▸ How to complete this task
Sort through the listing below and keep each line with the word "text". Copy those.

▸ Data records

● ● ● ● ●

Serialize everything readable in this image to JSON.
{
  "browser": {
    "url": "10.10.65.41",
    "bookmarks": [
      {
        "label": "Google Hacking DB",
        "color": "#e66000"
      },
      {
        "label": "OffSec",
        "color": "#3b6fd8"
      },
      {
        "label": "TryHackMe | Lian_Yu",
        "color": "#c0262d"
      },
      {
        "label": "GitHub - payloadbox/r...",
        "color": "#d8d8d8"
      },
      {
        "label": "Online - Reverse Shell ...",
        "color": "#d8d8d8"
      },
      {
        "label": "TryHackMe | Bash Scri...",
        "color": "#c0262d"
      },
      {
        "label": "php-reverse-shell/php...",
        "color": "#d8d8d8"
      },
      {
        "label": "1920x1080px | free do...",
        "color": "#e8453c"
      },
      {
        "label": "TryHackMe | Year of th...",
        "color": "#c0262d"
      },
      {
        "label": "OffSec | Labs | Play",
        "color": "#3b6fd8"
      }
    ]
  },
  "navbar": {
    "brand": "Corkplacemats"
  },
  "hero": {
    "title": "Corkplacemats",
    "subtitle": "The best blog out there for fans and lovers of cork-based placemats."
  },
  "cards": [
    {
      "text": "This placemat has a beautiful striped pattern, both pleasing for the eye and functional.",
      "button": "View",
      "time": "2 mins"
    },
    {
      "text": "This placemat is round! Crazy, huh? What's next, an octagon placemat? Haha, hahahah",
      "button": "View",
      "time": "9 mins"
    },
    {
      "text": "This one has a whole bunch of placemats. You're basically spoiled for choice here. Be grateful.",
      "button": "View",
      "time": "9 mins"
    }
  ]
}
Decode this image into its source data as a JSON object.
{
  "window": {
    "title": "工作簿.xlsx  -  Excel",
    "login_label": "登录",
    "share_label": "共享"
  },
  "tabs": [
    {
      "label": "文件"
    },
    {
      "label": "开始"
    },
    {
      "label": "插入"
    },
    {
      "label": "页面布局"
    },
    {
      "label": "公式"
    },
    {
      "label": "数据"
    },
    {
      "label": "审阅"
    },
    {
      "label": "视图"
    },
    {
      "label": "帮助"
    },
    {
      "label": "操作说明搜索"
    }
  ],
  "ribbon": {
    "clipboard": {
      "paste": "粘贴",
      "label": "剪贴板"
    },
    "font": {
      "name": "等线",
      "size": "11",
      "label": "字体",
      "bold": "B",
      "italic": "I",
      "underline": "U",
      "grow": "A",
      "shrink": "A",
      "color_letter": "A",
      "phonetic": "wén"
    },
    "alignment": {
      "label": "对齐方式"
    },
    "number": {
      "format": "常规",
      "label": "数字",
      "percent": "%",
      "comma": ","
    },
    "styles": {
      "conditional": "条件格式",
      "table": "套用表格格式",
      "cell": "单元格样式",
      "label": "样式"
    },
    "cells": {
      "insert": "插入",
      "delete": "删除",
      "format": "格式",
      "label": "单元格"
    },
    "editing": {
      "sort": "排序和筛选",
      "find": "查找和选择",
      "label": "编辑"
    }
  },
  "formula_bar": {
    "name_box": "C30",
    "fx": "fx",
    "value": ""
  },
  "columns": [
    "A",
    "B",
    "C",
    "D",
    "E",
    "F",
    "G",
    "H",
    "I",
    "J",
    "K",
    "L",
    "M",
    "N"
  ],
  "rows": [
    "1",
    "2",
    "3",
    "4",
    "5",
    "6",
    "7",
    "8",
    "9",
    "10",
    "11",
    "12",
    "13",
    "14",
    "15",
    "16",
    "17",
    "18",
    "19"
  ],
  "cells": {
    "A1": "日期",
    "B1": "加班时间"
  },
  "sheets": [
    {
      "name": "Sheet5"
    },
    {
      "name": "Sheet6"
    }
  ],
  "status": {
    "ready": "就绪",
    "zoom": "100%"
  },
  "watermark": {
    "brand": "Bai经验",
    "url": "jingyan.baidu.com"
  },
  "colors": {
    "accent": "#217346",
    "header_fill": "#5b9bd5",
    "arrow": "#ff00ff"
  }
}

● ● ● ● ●

▸ Output
      "text": "This placemat has a beautiful striped pattern, both pleasing for the eye and functional.",
      "text": "This placemat is round! Crazy, huh? What's next, an octagon placemat? Haha, hahahah",
      "text": "This one has a whole bunch of placemats. You're basically spoiled for choice here. Be grateful.",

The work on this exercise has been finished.